* **WHAT THIS TASK INVOLVES**
Where does the word "from" show up in the records? Copy every line that holds it.

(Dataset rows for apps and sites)

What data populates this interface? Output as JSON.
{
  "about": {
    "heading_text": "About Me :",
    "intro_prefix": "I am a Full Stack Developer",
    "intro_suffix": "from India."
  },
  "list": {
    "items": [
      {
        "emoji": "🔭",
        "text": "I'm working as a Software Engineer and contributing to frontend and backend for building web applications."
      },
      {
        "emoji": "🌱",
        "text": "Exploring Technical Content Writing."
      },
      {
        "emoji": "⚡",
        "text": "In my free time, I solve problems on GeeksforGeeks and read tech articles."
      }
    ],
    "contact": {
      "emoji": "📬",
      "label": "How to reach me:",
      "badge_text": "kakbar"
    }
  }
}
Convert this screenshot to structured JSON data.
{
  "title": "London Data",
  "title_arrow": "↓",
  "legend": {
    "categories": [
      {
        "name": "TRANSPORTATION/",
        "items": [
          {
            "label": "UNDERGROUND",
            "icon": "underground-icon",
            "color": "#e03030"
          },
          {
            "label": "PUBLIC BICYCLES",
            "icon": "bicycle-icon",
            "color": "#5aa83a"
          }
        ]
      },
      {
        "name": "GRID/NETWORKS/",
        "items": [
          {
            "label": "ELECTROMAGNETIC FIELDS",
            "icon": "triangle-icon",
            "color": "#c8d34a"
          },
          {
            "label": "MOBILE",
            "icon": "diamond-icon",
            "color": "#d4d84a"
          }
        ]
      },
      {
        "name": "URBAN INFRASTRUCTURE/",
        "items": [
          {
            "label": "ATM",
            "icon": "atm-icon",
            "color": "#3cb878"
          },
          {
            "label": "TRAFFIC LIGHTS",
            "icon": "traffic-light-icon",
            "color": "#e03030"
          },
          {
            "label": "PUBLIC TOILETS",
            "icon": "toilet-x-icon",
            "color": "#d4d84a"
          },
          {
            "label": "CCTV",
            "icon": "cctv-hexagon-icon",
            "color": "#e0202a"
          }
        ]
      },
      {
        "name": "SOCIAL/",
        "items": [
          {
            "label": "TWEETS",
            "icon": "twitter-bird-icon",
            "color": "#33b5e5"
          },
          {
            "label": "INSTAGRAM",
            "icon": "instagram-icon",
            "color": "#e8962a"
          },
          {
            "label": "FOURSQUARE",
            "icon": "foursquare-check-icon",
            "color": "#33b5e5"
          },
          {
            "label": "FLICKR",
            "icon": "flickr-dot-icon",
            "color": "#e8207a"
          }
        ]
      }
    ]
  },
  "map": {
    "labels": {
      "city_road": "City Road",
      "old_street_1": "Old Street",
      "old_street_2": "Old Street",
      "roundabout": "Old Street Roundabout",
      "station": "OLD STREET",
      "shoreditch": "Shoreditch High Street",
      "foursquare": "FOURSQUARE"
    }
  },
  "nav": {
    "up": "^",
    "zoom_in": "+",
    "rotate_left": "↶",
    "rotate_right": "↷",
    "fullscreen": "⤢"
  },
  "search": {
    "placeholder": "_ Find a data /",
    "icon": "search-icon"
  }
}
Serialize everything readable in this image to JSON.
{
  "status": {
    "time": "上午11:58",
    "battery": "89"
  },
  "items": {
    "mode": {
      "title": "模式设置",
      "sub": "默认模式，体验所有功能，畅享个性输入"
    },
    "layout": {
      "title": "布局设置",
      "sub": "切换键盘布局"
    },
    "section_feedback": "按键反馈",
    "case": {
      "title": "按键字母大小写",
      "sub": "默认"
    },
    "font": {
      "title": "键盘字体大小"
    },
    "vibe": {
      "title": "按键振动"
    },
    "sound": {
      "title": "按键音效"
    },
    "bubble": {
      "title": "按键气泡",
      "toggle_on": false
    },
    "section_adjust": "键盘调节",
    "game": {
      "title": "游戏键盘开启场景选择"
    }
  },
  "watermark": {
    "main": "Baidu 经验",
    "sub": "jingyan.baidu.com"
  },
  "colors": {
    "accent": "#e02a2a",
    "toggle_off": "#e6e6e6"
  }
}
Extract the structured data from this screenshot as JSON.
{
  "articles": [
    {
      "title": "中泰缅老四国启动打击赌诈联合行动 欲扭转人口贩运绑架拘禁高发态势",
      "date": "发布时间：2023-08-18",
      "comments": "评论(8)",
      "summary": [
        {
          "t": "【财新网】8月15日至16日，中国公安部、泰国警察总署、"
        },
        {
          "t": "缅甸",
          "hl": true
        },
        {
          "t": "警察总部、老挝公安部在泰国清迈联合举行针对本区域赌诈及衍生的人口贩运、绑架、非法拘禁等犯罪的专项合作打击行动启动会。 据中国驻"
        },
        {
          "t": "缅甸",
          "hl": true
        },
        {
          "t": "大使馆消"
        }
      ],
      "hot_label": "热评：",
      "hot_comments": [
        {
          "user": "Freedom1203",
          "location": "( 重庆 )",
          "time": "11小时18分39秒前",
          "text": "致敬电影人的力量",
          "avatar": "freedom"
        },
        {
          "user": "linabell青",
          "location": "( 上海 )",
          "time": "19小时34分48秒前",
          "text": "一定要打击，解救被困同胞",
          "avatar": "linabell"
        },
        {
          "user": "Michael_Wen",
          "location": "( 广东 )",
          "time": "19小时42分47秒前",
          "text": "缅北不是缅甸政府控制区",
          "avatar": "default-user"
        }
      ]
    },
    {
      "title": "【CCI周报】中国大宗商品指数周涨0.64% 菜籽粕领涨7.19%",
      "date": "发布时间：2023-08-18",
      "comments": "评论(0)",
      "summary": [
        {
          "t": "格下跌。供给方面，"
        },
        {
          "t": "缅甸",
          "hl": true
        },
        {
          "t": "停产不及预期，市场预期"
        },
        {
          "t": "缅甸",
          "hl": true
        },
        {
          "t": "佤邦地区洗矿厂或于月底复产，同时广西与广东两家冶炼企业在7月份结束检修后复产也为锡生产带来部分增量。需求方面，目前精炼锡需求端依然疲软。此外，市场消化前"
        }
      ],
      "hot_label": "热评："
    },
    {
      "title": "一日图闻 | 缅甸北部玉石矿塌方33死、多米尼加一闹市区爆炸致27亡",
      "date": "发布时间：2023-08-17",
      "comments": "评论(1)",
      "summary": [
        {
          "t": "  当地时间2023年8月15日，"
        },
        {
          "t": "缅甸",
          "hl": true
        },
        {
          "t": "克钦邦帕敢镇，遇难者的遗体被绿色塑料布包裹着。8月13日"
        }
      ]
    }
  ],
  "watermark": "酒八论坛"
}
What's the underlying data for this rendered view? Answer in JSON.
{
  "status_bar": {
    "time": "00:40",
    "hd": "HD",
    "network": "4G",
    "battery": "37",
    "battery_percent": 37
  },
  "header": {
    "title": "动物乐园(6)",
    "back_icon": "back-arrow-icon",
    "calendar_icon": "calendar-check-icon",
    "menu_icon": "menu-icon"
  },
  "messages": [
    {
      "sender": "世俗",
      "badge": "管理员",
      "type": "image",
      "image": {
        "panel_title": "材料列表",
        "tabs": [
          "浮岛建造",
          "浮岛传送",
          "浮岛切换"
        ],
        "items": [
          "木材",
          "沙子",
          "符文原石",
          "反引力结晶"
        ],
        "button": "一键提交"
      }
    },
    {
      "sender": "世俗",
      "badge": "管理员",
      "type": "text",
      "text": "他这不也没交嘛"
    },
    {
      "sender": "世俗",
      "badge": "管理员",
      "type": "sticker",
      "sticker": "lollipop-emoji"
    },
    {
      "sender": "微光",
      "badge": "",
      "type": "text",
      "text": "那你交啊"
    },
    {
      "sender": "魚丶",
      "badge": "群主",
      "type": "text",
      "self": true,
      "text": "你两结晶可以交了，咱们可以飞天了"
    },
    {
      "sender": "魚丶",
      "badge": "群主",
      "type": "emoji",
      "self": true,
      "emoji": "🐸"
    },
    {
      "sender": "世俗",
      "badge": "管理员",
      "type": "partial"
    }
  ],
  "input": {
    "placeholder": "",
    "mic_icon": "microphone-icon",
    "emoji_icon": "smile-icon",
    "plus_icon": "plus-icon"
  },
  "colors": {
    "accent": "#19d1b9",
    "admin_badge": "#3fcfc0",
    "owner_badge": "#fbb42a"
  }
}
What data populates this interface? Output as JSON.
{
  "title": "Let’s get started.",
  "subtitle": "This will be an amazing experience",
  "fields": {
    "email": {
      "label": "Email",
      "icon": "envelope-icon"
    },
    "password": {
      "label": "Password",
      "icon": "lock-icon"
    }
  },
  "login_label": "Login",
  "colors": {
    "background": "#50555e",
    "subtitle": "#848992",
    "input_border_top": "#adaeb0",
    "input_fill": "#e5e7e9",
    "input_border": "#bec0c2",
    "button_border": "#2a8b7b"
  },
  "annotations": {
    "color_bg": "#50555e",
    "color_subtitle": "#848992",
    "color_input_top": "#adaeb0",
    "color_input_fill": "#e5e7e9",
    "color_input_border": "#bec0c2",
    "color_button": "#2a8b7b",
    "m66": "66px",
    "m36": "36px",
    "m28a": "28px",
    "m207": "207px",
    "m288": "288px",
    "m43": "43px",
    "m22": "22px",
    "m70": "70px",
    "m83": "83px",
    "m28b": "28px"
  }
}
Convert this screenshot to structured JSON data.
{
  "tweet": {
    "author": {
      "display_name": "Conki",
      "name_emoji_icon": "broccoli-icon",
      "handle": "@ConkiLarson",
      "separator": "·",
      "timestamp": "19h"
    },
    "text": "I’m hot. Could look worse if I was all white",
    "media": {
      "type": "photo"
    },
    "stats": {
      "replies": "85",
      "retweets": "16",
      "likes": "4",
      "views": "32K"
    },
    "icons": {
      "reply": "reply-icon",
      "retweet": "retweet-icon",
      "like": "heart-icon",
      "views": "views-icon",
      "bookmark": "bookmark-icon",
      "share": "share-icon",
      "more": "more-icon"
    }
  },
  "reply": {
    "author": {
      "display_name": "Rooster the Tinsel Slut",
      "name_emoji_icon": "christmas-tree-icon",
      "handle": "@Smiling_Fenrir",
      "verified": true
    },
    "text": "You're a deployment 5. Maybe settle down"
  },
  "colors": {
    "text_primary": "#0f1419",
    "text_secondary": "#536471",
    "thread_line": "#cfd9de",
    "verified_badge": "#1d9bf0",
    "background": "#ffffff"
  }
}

* **ANSWER FOR THIS EXERCISE**
    "intro_suffix": "from India."
Extract the structured data from this screenshot as JSON.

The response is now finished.